We do not agree with appellant in her contention that, since the funds in the escrow account were for the purpose of paying "taxes and insurance" premiums, Robinson as secretary-treasurer of the savings and loan association had the right to pay from that account the first premium on the policy of insurance on Ward's life. The evidence warrants no such interpretation of the word "insurance". On the contrary, it is manifest that the insurance contemplated was insurance of the mortgaged property, not the mortgagor's life, for the monthly payments into the escrow account were fixed at its inception, and remained unchanged, at $3.05, whereas the monthly premium on the policy of life insurance alone would have been $5.21. Nor is there merit in the suggestion that funds paid by Ward into the "loan account" (i. e., the monthly payments of $28.91) were applicable to the payment of the life insurance premiums, for by the express terms of the note these instalments were to be applied each month to the payment of interest and to reduction of principal of that obligation.
Assuming, as we must, that Ward was not notified that the policy had been received by Robinson and that the first premium would have to be paid in order to put it in force, appellant's case rests, in effect, upon the failure to give such notice. But that omission alone cannot support her claim of estoppel. In Moore v. Palmetto State Life Insurance Co., 222 S.C. 492, 73 S.E.2d 688, it was held that where application for the policy had been made, and the premium paid therewith three months before the death of the insured, during which period evasive and misleading replies had been given by the agent to repeated inquiries as to the status of the application, whereby the applicant had been led to believe that the policy had been or would be issued, whether or not such conduct on the part of the agent estopped the insurer to assert that there was no contract of insurance was properly submitted to the jury. Unreasonable delay by the insurer's agent in effecting delivery of the policy, just as such delay on the part of the insurer in acting upon an application, may, if accompanied by circumstances such as retention of the premium, misleading representations relied upon by the applicant, and the like, estop the insurer to deny that the policy is in force. But no such circumstances appear here. Ward knew that receipt by him of the policy, and payment of the first premium, were required to put the policy in force. There is no evidence of his reliance upon any agreement with either defendant that notice of its receipt by Robinson would be given him. There is no evidence that he was misled by the conduct, representations or silence of either defendant, or that he himself ever made inquiry as to the status of his application. Essential elements of estoppel are lacking. In re Estate of Nettles, 231 S.C. 214, 97 S.E.2d 897.

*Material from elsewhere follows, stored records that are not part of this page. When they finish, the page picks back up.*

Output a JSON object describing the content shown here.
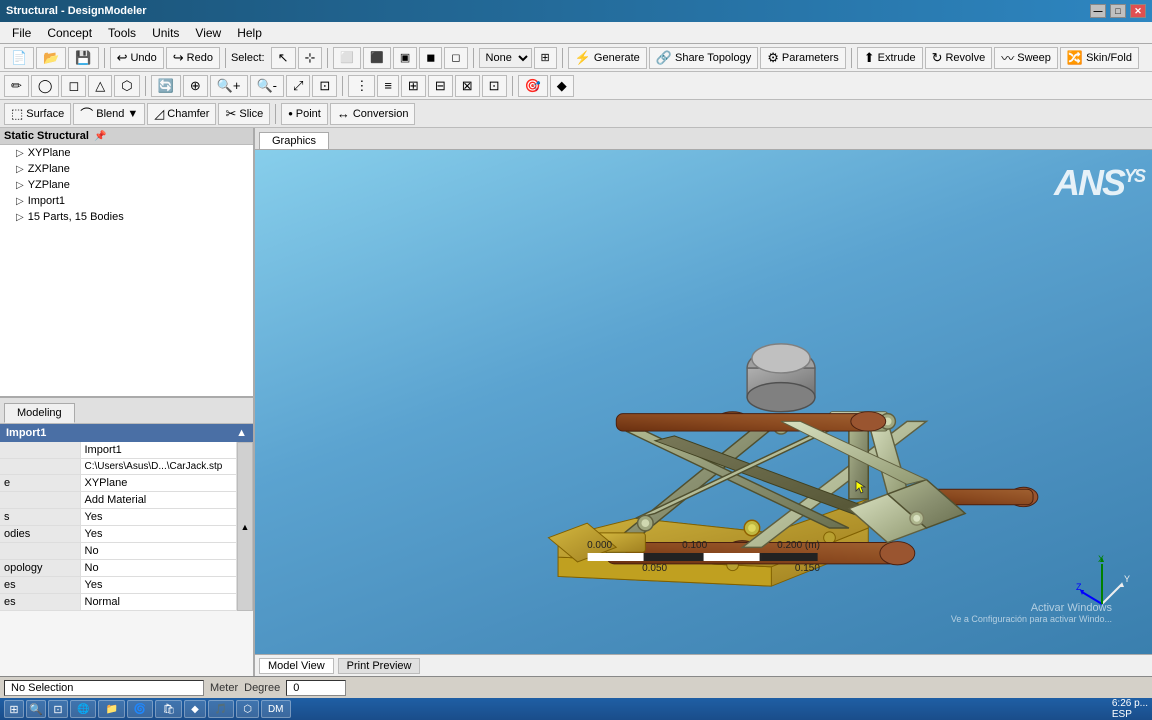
{
  "titlebar": {
    "title": "Structural - DesignModeler",
    "controls": [
      "—",
      "□",
      "✕"
    ]
  },
  "menubar": {
    "items": [
      "File",
      "Concept",
      "Tools",
      "Units",
      "View",
      "Help"
    ]
  },
  "toolbar1": {
    "undo_label": "Undo",
    "redo_label": "Redo",
    "select_label": "Select:",
    "none_option": "None",
    "generate_label": "Generate",
    "share_topology_label": "Share Topology",
    "parameters_label": "Parameters"
  },
  "toolbar2": {
    "extrude_label": "Extrude",
    "revolve_label": "Revolve",
    "sweep_label": "Sweep",
    "skinfold_label": "Skin/Fold"
  },
  "toolbar3": {
    "surface_label": "Surface",
    "blend_label": "Blend",
    "chamfer_label": "Chamfer",
    "slice_label": "Slice",
    "point_label": "Point",
    "conversion_label": "Conversion"
  },
  "graphics_tabs": {
    "tabs": [
      "Graphics"
    ]
  },
  "bottom_tabs": {
    "tabs": [
      "Model View",
      "Print Preview"
    ]
  },
  "tree": {
    "header": "Static Structural",
    "items": [
      {
        "label": "XYPlane",
        "icon": "▷",
        "indent": 0
      },
      {
        "label": "ZXPlane",
        "icon": "▷",
        "indent": 0
      },
      {
        "label": "YZPlane",
        "icon": "▷",
        "indent": 0
      },
      {
        "label": "Import1",
        "icon": "▷",
        "indent": 0
      },
      {
        "label": "15 Parts, 15 Bodies",
        "icon": "▷",
        "indent": 0
      }
    ]
  },
  "modeling_tab": "Modeling",
  "props": {
    "header": "Import1",
    "rows": [
      {
        "key": "",
        "value": "Import1"
      },
      {
        "key": "",
        "value": "C:\\Users\\Asus\\D...\\CarJack.stp"
      },
      {
        "key": "e",
        "value": "XYPlane"
      },
      {
        "key": "",
        "value": "Add Material"
      },
      {
        "key": "s",
        "value": "Yes"
      },
      {
        "key": "odies",
        "value": "Yes"
      },
      {
        "key": "",
        "value": "No"
      },
      {
        "key": "opology",
        "value": "No"
      },
      {
        "key": "es",
        "value": "Yes"
      },
      {
        "key": "es",
        "value": "Normal"
      }
    ]
  },
  "statusbar": {
    "selection_label": "No Selection",
    "unit1_label": "Meter",
    "unit2_label": "Degree",
    "value": "0"
  },
  "ansys_logo": "ANS",
  "scale": {
    "marks": [
      "0.000",
      "0.100",
      "0.200 (m)",
      "0.050",
      "0.150"
    ]
  },
  "watermark": {
    "line1": "Activar Windows",
    "line2": "Ve a Configuración para activar Windo..."
  },
  "taskbar": {
    "time": "6:26 p...",
    "lang": "ESP",
    "icons": [
      "⊞",
      "⊙",
      "📁",
      "🌐",
      "📄",
      "🔔",
      "🎵",
      "🔷",
      "◆",
      "⬟"
    ]
  }
}
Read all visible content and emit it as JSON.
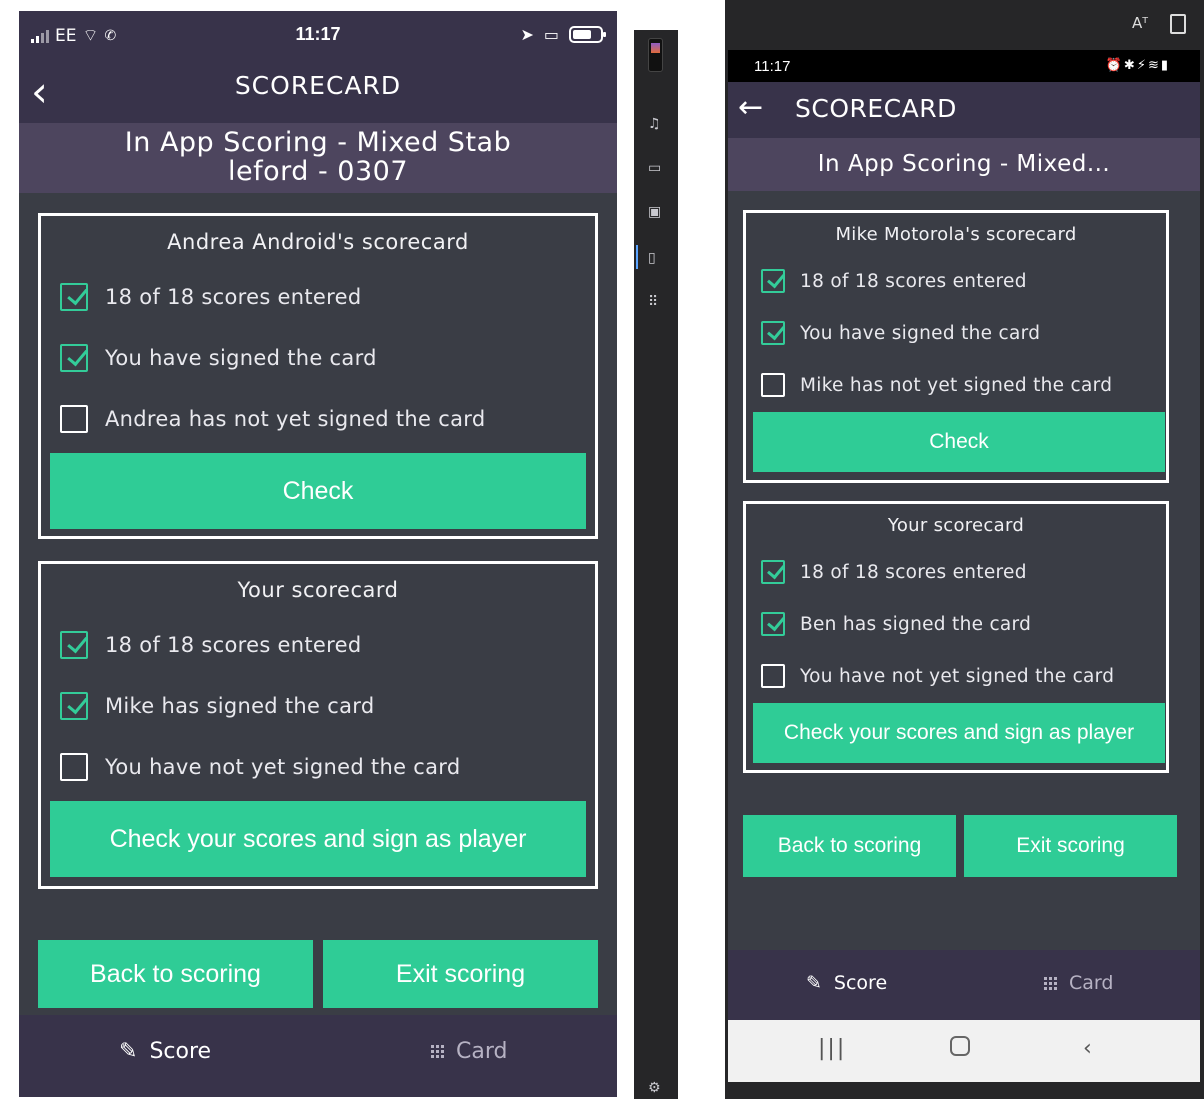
{
  "ios": {
    "status": {
      "carrier": "EE",
      "time": "11:17"
    },
    "header": {
      "back_glyph": "‹",
      "title": "SCORECARD"
    },
    "subtitle_line1": "In App Scoring - Mixed Stab",
    "subtitle_line2": "leford - 0307",
    "opponent_card": {
      "title": "Andrea Android's scorecard",
      "rows": [
        {
          "text": "18 of 18 scores entered",
          "checked": true
        },
        {
          "text": "You have signed the card",
          "checked": true
        },
        {
          "text": "Andrea has not yet signed the card",
          "checked": false
        }
      ],
      "button": "Check"
    },
    "your_card": {
      "title": "Your scorecard",
      "rows": [
        {
          "text": "18 of 18 scores entered",
          "checked": true
        },
        {
          "text": "Mike has signed the card",
          "checked": true
        },
        {
          "text": "You have not yet signed the card",
          "checked": false
        }
      ],
      "button": "Check your scores and sign as player"
    },
    "actions": {
      "back": "Back to scoring",
      "exit": "Exit scoring"
    },
    "tabs": {
      "score": "Score",
      "card": "Card"
    }
  },
  "android": {
    "status": {
      "time": "11:17"
    },
    "header": {
      "title": "SCORECARD"
    },
    "subtitle": "In App Scoring - Mixed...",
    "opponent_card": {
      "title": "Mike Motorola's scorecard",
      "rows": [
        {
          "text": "18 of 18 scores entered",
          "checked": true
        },
        {
          "text": "You have signed the card",
          "checked": true
        },
        {
          "text": "Mike has not yet signed the card",
          "checked": false
        }
      ],
      "button": "Check"
    },
    "your_card": {
      "title": "Your scorecard",
      "rows": [
        {
          "text": "18 of 18 scores entered",
          "checked": true
        },
        {
          "text": "Ben has signed the card",
          "checked": true
        },
        {
          "text": "You have not yet signed the card",
          "checked": false
        }
      ],
      "button": "Check your scores and sign as player"
    },
    "actions": {
      "back": "Back to scoring",
      "exit": "Exit scoring"
    },
    "tabs": {
      "score": "Score",
      "card": "Card"
    }
  },
  "colors": {
    "accent": "#2fcc96",
    "check": "#33cc99",
    "header_bg": "#38334a",
    "subtitle_bg": "#4d455e",
    "body_bg": "#3a3d45"
  },
  "icons": [
    "back-chevron-icon",
    "pencil-icon",
    "grid-icon",
    "checkbox-checked-icon",
    "checkbox-empty-icon",
    "back-arrow-icon"
  ]
}
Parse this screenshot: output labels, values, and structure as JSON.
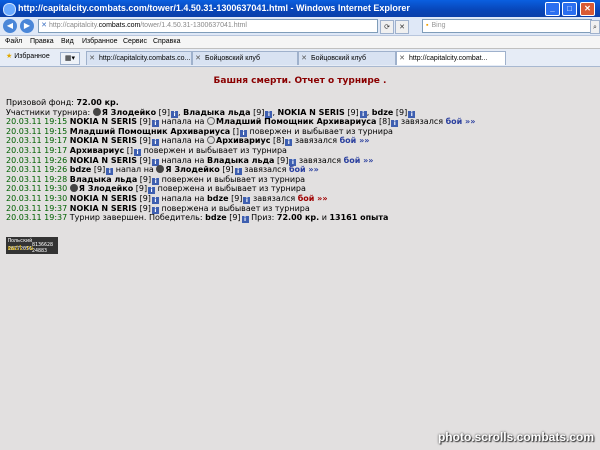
{
  "window": {
    "title": "http://capitalcity.combats.com/tower/1.4.50.31-1300637041.html - Windows Internet Explorer"
  },
  "address": {
    "prefix": "http://capitalcity.",
    "domain": "combats.com",
    "path": "/tower/1.4.50.31-1300637041.html"
  },
  "search": {
    "placeholder": "Bing"
  },
  "menu": [
    "Файл",
    "Правка",
    "Вид",
    "Избранное",
    "Сервис",
    "Справка"
  ],
  "favorites_label": "Избранное",
  "tabs": [
    {
      "label": "http://capitalcity.combats.co..."
    },
    {
      "label": "Бойцовский клуб"
    },
    {
      "label": "Бойцовский клуб"
    },
    {
      "label": "http://capitalcity.combat..."
    }
  ],
  "page": {
    "title": "Башня смерти. Отчет о турнире .",
    "prize_label": "Призовой фонд:",
    "prize_value": "72.00 кр.",
    "participants_label": "Участники турнира:",
    "participants": [
      {
        "name": "Я Злодейко",
        "level": "[9]"
      },
      {
        "name": "Владыка льда",
        "level": "[9]"
      },
      {
        "name": "NOKIA N SERIS",
        "level": "[9]"
      },
      {
        "name": "bdze",
        "level": "[9]"
      }
    ],
    "info_glyph": "i",
    "log": [
      {
        "time": "20.03.11 19:15",
        "a": "NOKIA N SERIS",
        "al": "[9]",
        "verb": "напала на",
        "b": "Младший Помощник Архивариуса",
        "bl": "[8]",
        "tail": "завязался",
        "link": "бой »»"
      },
      {
        "time": "20.03.11 19:15",
        "a": "Младший Помощник Архивариуса",
        "al": "[]",
        "tail": "повержен и выбывает из турнира"
      },
      {
        "time": "20.03.11 19:17",
        "a": "NOKIA N SERIS",
        "al": "[9]",
        "verb": "напала на",
        "b": "Архивариус",
        "bl": "[8]",
        "tail": "завязался",
        "link": "бой »»"
      },
      {
        "time": "20.03.11 19:17",
        "a": "Архивариус",
        "al": "[]",
        "tail": "повержен и выбывает из турнира"
      },
      {
        "time": "20.03.11 19:26",
        "a": "NOKIA N SERIS",
        "al": "[9]",
        "verb": "напала на",
        "b": "Владыка льда",
        "bl": "[9]",
        "tail": "завязался",
        "link": "бой »»"
      },
      {
        "time": "20.03.11 19:26",
        "a": "bdze",
        "al": "[9]",
        "verb": "напал на",
        "b": "Я Злодейко",
        "bl": "[9]",
        "tail": "завязался",
        "link": "бой »»"
      },
      {
        "time": "20.03.11 19:28",
        "a": "Владыка льда",
        "al": "[9]",
        "tail": "повержен и выбывает из турнира"
      },
      {
        "time": "20.03.11 19:30",
        "a": "Я Злодейко",
        "al": "[9]",
        "tail": "повержена и выбывает из турнира"
      },
      {
        "time": "20.03.11 19:30",
        "a": "NOKIA N SERIS",
        "al": "[9]",
        "verb": "напала на",
        "b": "bdze",
        "bl": "[9]",
        "tail": "завязался",
        "link": "бой »»"
      },
      {
        "time": "20.03.11 19:37",
        "a": "NOKIA N SERIS",
        "al": "[9]",
        "tail": "повержена и выбывает из турнира"
      },
      {
        "time": "20.03.11 19:37",
        "text": "Турнир завершен. Победитель:",
        "a": "bdze",
        "al": "[9]",
        "prize_label": "Приз:",
        "prize": "72.00 кр.",
        "and": "и",
        "exp": "13161 опыта"
      }
    ],
    "counter": {
      "top": "Польский 28772056",
      "logo": "mail.ru",
      "n1": "8136628",
      "n2": "24883"
    }
  },
  "watermark": "photo.scrolls.combats.com"
}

It seems equally clear that appellant's claim of fraud is without support in the evidence. Assuming an agreement, express or implied, between either or both of the respondents and Ward, that upon receipt of the policy Robinson would with reasonable promptness notify him of that fact and make demand upon him for payment of the first premium, proof that such agreement had been breached, negligently or even deliberately, would not of itself be sufficient to support an allegation of fraudulent breach. Holland v. Spartanburg Herald-Journal Co., 166 S.C. 454, 165 S.E. 203, 84 A.L.R. 1336; Kirby v. Gulf Oil Corp., 230 S.C. 11, 94 S.E.2d 21; Roberts v. Fore, 231 S.C. 311, 98 S.E.2d 766. The material elements of actionable fraud, Tallevast v. Herzog, 225 S.C. 563, 83 S.E.2d 204, cannot reasonably be inferred from the evidence here.
STUKES, C.J., and TAYLOR, OXNER and MOSS, JJ., concur.